**What is being asked:**
Find every line in the records below that contains the word "with", and copy each such line.
** Data section follows **
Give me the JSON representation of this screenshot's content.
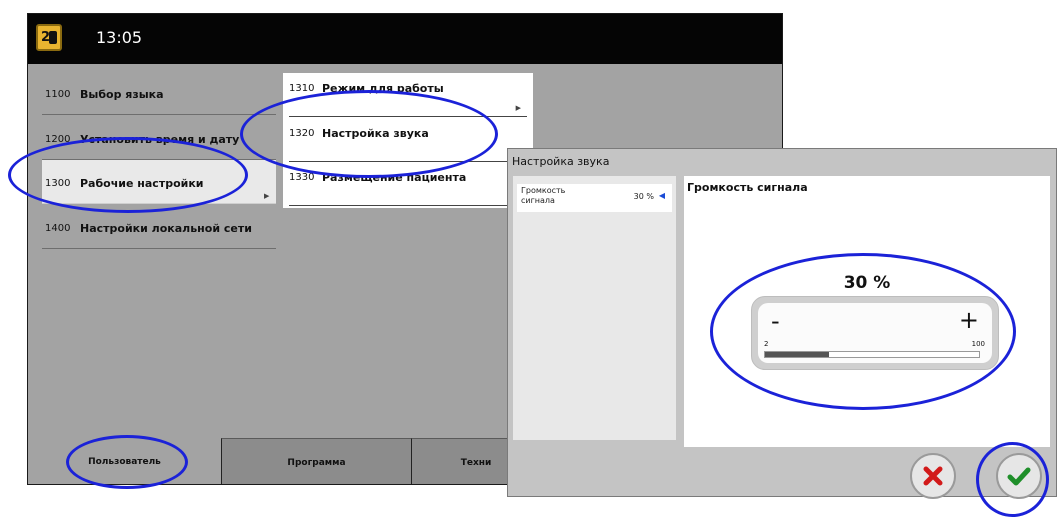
{
  "header": {
    "time": "13:05",
    "logo_icon": "device-logo"
  },
  "menu": {
    "items": [
      {
        "code": "1100",
        "label": "Выбор языка"
      },
      {
        "code": "1200",
        "label": "Установить время и дату"
      },
      {
        "code": "1300",
        "label": "Рабочие настройки",
        "selected": true
      },
      {
        "code": "1400",
        "label": "Настройки локальной сети"
      }
    ]
  },
  "submenu": {
    "items": [
      {
        "code": "1310",
        "label": "Режим для работы"
      },
      {
        "code": "1320",
        "label": "Настройка звука"
      },
      {
        "code": "1330",
        "label": "Размещение пациента"
      }
    ]
  },
  "tabs": [
    {
      "label": "Пользователь",
      "active": true
    },
    {
      "label": "Программа",
      "active": false
    },
    {
      "label": "Техни",
      "active": false
    }
  ],
  "dialog": {
    "title": "Настройка звука",
    "param": {
      "label": "Громкость сигнала",
      "value": "30 %"
    },
    "detail_heading": "Громкость сигнала",
    "volume": {
      "percent_text": "30 %",
      "minus_symbol": "-",
      "plus_symbol": "+",
      "min_label": "2",
      "max_label": "100",
      "fill_fraction": 0.3
    },
    "cancel_icon": "close-icon",
    "confirm_icon": "checkmark-icon"
  },
  "colors": {
    "annotation": "#1b22d8",
    "screen_bg": "#a3a3a3",
    "cancel_red": "#d21a1a",
    "confirm_green": "#1f8f2a"
  }
}
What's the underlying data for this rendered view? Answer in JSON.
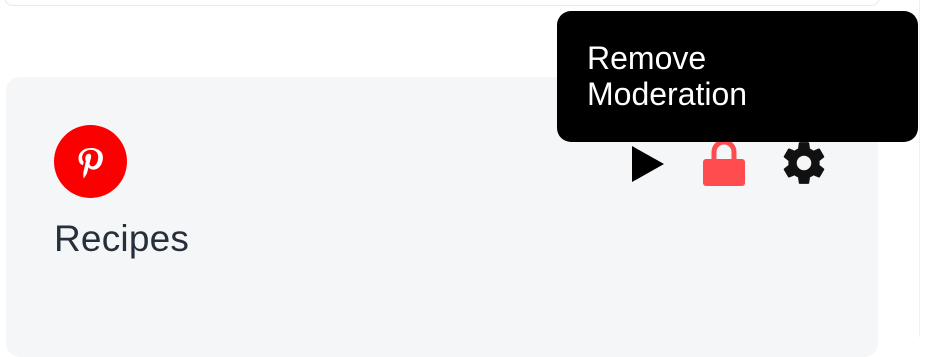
{
  "card": {
    "title": "Recipes",
    "brand_icon": "pinterest-icon",
    "brand_color": "#fb0000"
  },
  "actions": {
    "play_icon": "play-icon",
    "lock_icon": "lock-icon",
    "lock_color": "#ff4d4f",
    "settings_icon": "gear-icon"
  },
  "tooltip": {
    "line1": "Remove",
    "line2": "Moderation"
  }
}
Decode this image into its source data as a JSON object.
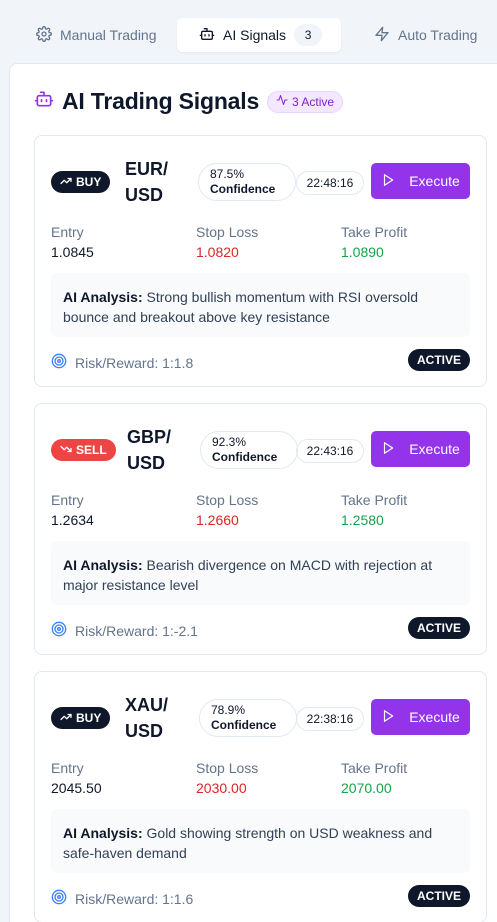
{
  "tabs": [
    {
      "label": "Manual Trading",
      "icon": "gear-icon"
    },
    {
      "label": "AI Signals",
      "icon": "bot-icon",
      "badge": "3"
    },
    {
      "label": "Auto Trading",
      "icon": "zap-icon"
    }
  ],
  "panel": {
    "title": "AI Trading Signals",
    "active_pill": "3 Active"
  },
  "labels": {
    "entry": "Entry",
    "stop_loss": "Stop Loss",
    "take_profit": "Take Profit",
    "analysis_prefix": "AI Analysis:",
    "execute": "Execute",
    "confidence": "Confidence"
  },
  "signals": [
    {
      "side": "BUY",
      "pair_line1": "EUR/",
      "pair_line2": "USD",
      "confidence": "87.5%",
      "time": "22:48:16",
      "entry": "1.0845",
      "stop_loss": "1.0820",
      "take_profit": "1.0890",
      "analysis": "Strong bullish momentum with RSI oversold bounce and breakout above key resistance",
      "risk_reward": "Risk/Reward: 1:1.8",
      "status": "ACTIVE"
    },
    {
      "side": "SELL",
      "pair_line1": "GBP/",
      "pair_line2": "USD",
      "confidence": "92.3%",
      "time": "22:43:16",
      "entry": "1.2634",
      "stop_loss": "1.2660",
      "take_profit": "1.2580",
      "analysis": "Bearish divergence on MACD with rejection at major resistance level",
      "risk_reward": "Risk/Reward: 1:-2.1",
      "status": "ACTIVE"
    },
    {
      "side": "BUY",
      "pair_line1": "XAU/",
      "pair_line2": "USD",
      "confidence": "78.9%",
      "time": "22:38:16",
      "entry": "2045.50",
      "stop_loss": "2030.00",
      "take_profit": "2070.00",
      "analysis": "Gold showing strength on USD weakness and safe-haven demand",
      "risk_reward": "Risk/Reward: 1:1.6",
      "status": "ACTIVE"
    }
  ],
  "colors": {
    "accent": "#9333ea",
    "buy_badge": "#0f172a",
    "sell_badge": "#ef4444",
    "stop_loss": "#dc2626",
    "take_profit": "#16a34a"
  }
}
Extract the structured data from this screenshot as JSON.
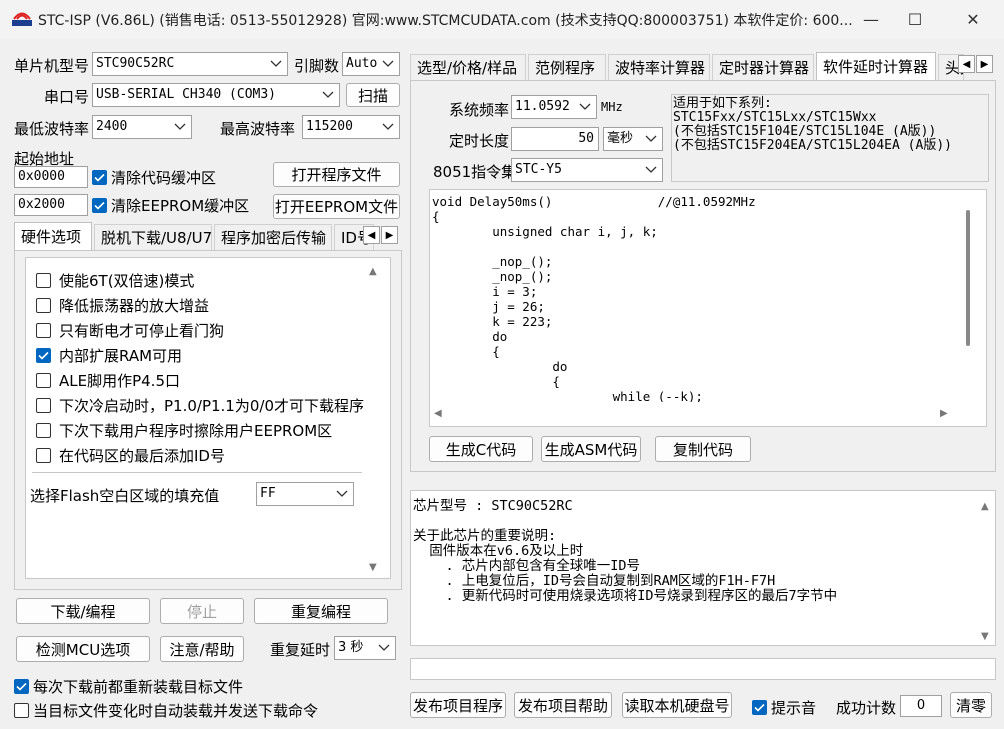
{
  "window": {
    "title": "STC-ISP (V6.86L) (销售电话: 0513-55012928) 官网:www.STCMCUDATA.com  (技术支持QQ:800003751) 本软件定价: 600...",
    "min_glyph": "—",
    "max_glyph": "☐",
    "close_glyph": "✕"
  },
  "left": {
    "mcu_label": "单片机型号",
    "mcu_value": "STC90C52RC",
    "pin_label": "引脚数",
    "pin_value": "Auto",
    "port_label": "串口号",
    "port_value": "USB-SERIAL CH340 (COM3)",
    "scan_button": "扫描",
    "min_baud_label": "最低波特率",
    "min_baud_value": "2400",
    "max_baud_label": "最高波特率",
    "max_baud_value": "115200",
    "start_addr_label": "起始地址",
    "addr1": "0x0000",
    "clear_code_label": "清除代码缓冲区",
    "open_program_button": "打开程序文件",
    "addr2": "0x2000",
    "clear_eeprom_label": "清除EEPROM缓冲区",
    "open_eeprom_button": "打开EEPROM文件",
    "tabs": [
      "硬件选项",
      "脱机下载/U8/U7",
      "程序加密后传输",
      "ID号"
    ],
    "options": [
      {
        "label": "使能6T(双倍速)模式",
        "checked": false
      },
      {
        "label": "降低振荡器的放大增益",
        "checked": false
      },
      {
        "label": "只有断电才可停止看门狗",
        "checked": false
      },
      {
        "label": "内部扩展RAM可用",
        "checked": true
      },
      {
        "label": "ALE脚用作P4.5口",
        "checked": false
      },
      {
        "label": "下次冷启动时，P1.0/P1.1为0/0才可下载程序",
        "checked": false
      },
      {
        "label": "下次下载用户程序时擦除用户EEPROM区",
        "checked": false
      },
      {
        "label": "在代码区的最后添加ID号",
        "checked": false
      }
    ],
    "fill_label": "选择Flash空白区域的填充值",
    "fill_value": "FF",
    "download_button": "下载/编程",
    "stop_button": "停止",
    "reprogram_button": "重复编程",
    "detect_button": "检测MCU选项",
    "help_button": "注意/帮助",
    "repeat_delay_label": "重复延时",
    "repeat_delay_value": "3 秒",
    "reload_label": "每次下载前都重新装载目标文件",
    "auto_reload_label": "当目标文件变化时自动装载并发送下载命令"
  },
  "right": {
    "tabs": [
      "选型/价格/样品",
      "范例程序",
      "波特率计算器",
      "定时器计算器",
      "软件延时计算器",
      "头文件"
    ],
    "freq_label": "系统频率",
    "freq_value": "11.0592",
    "freq_unit": "MHz",
    "delay_label": "定时长度",
    "delay_value": "50",
    "delay_unit": "毫秒",
    "isa_label": "8051指令集",
    "isa_value": "STC-Y5",
    "applies_title": "适用于如下系列:",
    "applies_lines": [
      "STC15Fxx/STC15Lxx/STC15Wxx",
      "(不包括STC15F104E/STC15L104E (A版))",
      "(不包括STC15F204EA/STC15L204EA (A版))"
    ],
    "code": "void Delay50ms()              //@11.0592MHz\n{\n        unsigned char i, j, k;\n\n        _nop_();\n        _nop_();\n        i = 3;\n        j = 26;\n        k = 223;\n        do\n        {\n                do\n                {\n                        while (--k);",
    "gen_c_button": "生成C代码",
    "gen_asm_button": "生成ASM代码",
    "copy_button": "复制代码",
    "info_lines": [
      "芯片型号 : STC90C52RC",
      "",
      "关于此芯片的重要说明:",
      "  固件版本在v6.6及以上时",
      "    . 芯片内部包含有全球唯一ID号",
      "    . 上电复位后，ID号会自动复制到RAM区域的F1H-F7H",
      "    . 更新代码时可使用烧录选项将ID号烧录到程序区的最后7字节中"
    ],
    "publish_button": "发布项目程序",
    "publish_help_button": "发布项目帮助",
    "read_disk_button": "读取本机硬盘号",
    "beep_label": "提示音",
    "count_label": "成功计数",
    "count_value": "0",
    "clear_button": "清零"
  },
  "colors": {
    "accent": "#0067c0"
  }
}
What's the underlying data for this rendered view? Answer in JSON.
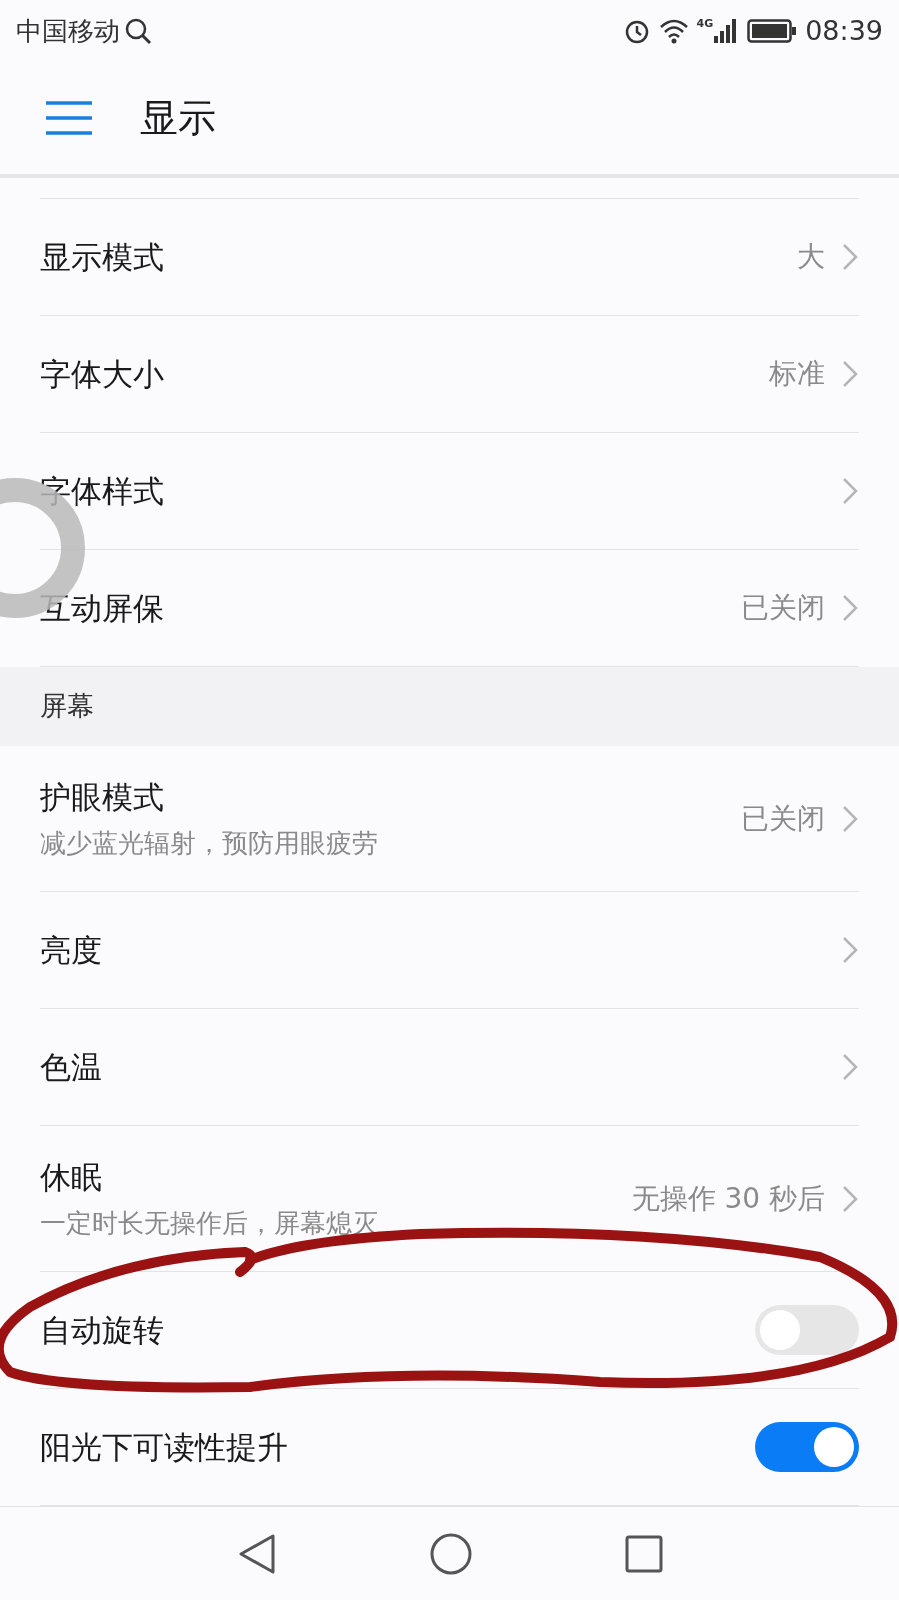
{
  "status_bar": {
    "carrier": "中国移动",
    "network": "4G",
    "time": "08:39"
  },
  "header": {
    "title": "显示"
  },
  "sections": [
    {
      "items": [
        {
          "kind": "link",
          "title": "显示模式",
          "value": "大"
        },
        {
          "kind": "link",
          "title": "字体大小",
          "value": "标准"
        },
        {
          "kind": "link",
          "title": "字体样式"
        },
        {
          "kind": "link",
          "title": "互动屏保",
          "value": "已关闭"
        }
      ]
    },
    {
      "header": "屏幕",
      "items": [
        {
          "kind": "link",
          "title": "护眼模式",
          "subtitle": "减少蓝光辐射，预防用眼疲劳",
          "value": "已关闭"
        },
        {
          "kind": "link",
          "title": "亮度"
        },
        {
          "kind": "link",
          "title": "色温"
        },
        {
          "kind": "link",
          "title": "休眠",
          "subtitle": "一定时长无操作后，屏幕熄灭",
          "value": "无操作 30 秒后"
        },
        {
          "kind": "toggle",
          "title": "自动旋转",
          "on": false
        },
        {
          "kind": "toggle",
          "title": "阳光下可读性提升",
          "on": true
        }
      ]
    }
  ]
}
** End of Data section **
**Response area:**
      "analysis": "Strong bullish momentum with RSI oversold bounce and breakout above key resistance",
      "analysis": "Bearish divergence on MACD with rejection at major resistance level",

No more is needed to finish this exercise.